  • General Data Protection Regulation (GDPR) in Europe,
  • California Consumer Privacy Act (CCPA) in California,
  • Australian Privacy Principles (APP) in Australia, an
  • Brazilian General Data Protection Law (LGPD) in Brazil.

These laws ensure that user data privacy is safeguarded. In addition to these mandates, certain open banking regulations require the adoption of financial-grade security protocols. These standards make sure that financial institutions can deliver new services without jeopardizing the consumer’s financial data.

The Main Challenges in Adopting Open Banking

In order to ensure secure data sharing in open banking, organizations need to address the following:

  • Manage external third-party providers
  • Hire staff with relevant skills 
  • Update outdated systems
  • Become familiar with a wide range of regulatory requirements
  • Allocate the necessary internal investment

All of the above challenges are important in preserving business integrity, gaining the consumer’s trust, and avoiding data breaches that can have a catastrophic long-term impact on financial institutions and consumers. Adopting open banking and financial-grade security solutions is vital in protecting services and adapting to regulatory and customer demands.

The Importance of Consumer Adoption

Consumer adoption plays a major role in the future of open banking. Organizations need to address the hesitations that consumers may have and educate them on what benefits open banking brings them. They also need to take into account any concerns consumers may have concerning security to ensure consumers feel confident that solutions and services offered are appropriately protected and can be trusted. Thus secure authentication methods are paramount in enhancing consumer confidence in open banking. Organizations must communicate data privacy and how it is secured in a simple and easy-to-understand manner to facilitate trust in how financial and personal information is protected in open banking solutions. Lastly, and most importantly, consumer adoption of open banking services is vital for the future of the initiative.

Executive Leadership

Another critical aspect of the future success of open banking is executive leadership. Despite 5 million people in the UK currently using open banking, according to the OBIE, we're still far from mass adoption. For this to happen, executive leadership will be equally, if not more, important than ever. Without leaders within the financial institutions embracing this change and understanding the opportunities afforded by open banking, adoption would fall at the first hurdle.

To their credit, many senior executives within financial organizations saw the opportunity before them. Curity's research highlighted that maintaining and improving business competitiveness (58%) and delivering new products and services (55%) were the sector's top two motivators for adoption. In addition, the fact that consumer demand came in third (48%) indicates that some financial institutions were more reactive than proactive when adopting open finance. However, the ability to navigate a period of drastic change shouldn't be underestimated, and top-down buy-in has undoubtedly played a crucial role in the adoption of open finance to date.

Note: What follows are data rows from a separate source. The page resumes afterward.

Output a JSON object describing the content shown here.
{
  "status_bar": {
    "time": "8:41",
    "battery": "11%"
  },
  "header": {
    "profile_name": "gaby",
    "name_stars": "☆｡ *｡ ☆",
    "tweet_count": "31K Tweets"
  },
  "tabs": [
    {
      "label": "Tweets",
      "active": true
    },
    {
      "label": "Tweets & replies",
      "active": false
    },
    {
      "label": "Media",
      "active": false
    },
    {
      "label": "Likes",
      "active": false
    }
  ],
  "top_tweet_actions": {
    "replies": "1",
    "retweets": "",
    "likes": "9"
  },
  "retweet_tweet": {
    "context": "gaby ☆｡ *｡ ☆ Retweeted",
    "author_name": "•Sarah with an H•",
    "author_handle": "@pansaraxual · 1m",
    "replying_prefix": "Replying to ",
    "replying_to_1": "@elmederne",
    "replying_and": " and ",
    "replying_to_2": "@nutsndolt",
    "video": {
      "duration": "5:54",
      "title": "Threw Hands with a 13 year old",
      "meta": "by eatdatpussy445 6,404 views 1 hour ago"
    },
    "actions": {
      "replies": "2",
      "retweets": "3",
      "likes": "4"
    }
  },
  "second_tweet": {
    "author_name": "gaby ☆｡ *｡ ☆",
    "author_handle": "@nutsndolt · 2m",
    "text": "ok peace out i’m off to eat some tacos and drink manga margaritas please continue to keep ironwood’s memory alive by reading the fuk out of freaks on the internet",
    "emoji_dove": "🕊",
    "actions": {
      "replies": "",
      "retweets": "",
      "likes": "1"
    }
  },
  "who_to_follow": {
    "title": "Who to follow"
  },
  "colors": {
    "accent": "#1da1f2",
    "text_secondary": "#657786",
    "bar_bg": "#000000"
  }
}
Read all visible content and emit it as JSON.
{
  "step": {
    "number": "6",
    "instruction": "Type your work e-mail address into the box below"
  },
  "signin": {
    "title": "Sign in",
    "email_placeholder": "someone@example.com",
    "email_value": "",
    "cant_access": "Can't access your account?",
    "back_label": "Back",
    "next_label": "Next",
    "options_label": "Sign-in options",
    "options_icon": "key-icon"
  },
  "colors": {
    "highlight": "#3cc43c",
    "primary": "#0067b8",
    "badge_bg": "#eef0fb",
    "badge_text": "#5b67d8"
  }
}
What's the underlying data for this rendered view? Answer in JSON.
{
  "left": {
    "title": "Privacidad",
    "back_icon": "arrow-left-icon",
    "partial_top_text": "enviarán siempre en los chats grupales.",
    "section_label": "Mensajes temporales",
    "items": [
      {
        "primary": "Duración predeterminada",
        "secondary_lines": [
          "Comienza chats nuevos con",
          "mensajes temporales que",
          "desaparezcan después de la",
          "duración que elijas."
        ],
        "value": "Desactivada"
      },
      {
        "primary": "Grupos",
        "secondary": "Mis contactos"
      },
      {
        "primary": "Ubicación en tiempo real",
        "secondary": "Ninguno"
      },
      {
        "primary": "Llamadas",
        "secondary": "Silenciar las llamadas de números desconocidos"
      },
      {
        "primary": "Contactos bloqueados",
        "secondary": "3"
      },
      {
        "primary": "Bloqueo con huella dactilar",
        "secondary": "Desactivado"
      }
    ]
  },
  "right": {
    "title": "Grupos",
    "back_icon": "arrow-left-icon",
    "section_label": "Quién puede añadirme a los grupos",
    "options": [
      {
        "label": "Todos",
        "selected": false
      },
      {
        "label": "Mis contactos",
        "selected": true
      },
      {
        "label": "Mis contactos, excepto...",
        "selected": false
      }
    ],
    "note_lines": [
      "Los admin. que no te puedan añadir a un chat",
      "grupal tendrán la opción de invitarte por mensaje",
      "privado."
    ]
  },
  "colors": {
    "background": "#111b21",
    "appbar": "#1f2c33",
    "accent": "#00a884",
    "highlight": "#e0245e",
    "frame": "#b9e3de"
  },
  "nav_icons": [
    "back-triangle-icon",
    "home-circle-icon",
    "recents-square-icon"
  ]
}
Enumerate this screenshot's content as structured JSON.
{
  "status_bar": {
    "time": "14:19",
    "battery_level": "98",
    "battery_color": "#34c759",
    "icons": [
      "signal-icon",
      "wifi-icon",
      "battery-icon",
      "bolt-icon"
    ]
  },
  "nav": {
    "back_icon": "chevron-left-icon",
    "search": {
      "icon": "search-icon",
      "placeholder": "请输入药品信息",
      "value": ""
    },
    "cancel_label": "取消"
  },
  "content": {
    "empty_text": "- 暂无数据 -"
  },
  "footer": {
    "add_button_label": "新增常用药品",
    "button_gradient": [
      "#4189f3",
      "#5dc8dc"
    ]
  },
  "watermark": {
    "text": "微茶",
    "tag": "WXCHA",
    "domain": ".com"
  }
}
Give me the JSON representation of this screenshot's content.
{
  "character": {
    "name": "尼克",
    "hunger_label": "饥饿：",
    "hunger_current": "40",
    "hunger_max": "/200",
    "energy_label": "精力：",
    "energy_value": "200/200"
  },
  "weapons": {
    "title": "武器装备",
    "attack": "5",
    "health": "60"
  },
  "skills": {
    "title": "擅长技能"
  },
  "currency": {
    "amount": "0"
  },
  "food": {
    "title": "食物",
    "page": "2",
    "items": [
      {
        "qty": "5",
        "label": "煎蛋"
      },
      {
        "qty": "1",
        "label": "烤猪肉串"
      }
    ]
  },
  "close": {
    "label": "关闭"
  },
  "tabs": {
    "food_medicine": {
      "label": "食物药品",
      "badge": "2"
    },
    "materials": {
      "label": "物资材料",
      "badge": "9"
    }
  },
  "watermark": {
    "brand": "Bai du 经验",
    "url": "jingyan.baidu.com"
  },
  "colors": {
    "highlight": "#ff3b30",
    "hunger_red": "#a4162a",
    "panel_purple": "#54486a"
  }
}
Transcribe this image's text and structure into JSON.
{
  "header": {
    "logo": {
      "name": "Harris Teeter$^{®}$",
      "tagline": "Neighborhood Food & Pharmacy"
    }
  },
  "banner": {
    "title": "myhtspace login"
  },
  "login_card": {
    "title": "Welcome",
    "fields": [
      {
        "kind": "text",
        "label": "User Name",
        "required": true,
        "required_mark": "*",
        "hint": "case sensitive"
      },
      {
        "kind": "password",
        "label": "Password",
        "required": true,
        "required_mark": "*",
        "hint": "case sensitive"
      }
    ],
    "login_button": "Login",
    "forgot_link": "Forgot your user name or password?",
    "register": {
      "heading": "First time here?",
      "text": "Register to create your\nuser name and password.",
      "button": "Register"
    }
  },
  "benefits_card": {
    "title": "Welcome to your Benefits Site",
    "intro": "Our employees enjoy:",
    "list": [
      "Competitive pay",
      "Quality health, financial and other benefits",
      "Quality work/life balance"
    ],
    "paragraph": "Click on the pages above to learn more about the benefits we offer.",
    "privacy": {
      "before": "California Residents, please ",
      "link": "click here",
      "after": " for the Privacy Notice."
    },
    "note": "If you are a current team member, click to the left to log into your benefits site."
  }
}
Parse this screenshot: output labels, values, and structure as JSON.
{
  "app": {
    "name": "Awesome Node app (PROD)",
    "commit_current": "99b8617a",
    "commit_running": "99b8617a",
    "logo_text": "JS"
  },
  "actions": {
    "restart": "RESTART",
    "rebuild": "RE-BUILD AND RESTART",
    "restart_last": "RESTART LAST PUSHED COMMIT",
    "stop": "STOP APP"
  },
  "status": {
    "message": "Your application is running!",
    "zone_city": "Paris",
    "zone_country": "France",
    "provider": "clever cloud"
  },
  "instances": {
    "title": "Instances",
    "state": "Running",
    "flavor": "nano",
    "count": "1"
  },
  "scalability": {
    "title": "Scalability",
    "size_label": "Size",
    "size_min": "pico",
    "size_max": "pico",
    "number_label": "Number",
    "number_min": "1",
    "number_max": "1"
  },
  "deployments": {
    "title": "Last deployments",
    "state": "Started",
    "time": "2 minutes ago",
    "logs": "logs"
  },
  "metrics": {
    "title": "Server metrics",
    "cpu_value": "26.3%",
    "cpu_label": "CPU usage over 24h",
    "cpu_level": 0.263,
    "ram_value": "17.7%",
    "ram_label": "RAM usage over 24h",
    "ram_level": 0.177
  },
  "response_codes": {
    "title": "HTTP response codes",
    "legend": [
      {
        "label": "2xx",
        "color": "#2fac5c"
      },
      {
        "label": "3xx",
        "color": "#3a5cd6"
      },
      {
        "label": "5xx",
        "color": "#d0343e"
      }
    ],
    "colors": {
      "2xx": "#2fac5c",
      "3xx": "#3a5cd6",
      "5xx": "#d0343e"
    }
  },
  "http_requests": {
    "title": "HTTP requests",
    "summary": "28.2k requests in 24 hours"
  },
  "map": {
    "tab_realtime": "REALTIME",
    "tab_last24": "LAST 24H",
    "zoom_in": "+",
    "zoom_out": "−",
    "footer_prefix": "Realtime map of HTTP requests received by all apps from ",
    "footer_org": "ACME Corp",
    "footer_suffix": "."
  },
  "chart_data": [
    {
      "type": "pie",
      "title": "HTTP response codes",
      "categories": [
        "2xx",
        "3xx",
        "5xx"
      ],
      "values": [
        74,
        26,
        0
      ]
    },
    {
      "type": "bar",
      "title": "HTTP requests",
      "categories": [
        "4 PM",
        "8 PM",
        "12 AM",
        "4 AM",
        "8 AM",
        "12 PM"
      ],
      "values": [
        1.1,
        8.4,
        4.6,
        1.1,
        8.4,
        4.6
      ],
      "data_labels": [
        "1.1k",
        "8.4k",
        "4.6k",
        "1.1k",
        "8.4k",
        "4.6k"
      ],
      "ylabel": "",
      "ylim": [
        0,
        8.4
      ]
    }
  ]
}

The Future of Open Banking

Open banking has had a significant impact on the financial sector already and still has immense potential to continue to be a transformative force. However, this transformation will not occur by itself. To realize the true potential of open banking, the same focus and enthusiasm that drove the initial growth is required from banks, financial institutions, cybersecurity professionals, and businesses.

Open banking stakeholders must continue to develop and deploy innovative solutions and invest in new technology and offer appropriate training. Organizations can harness the potential of open banking through a business structure that is grounded in technology.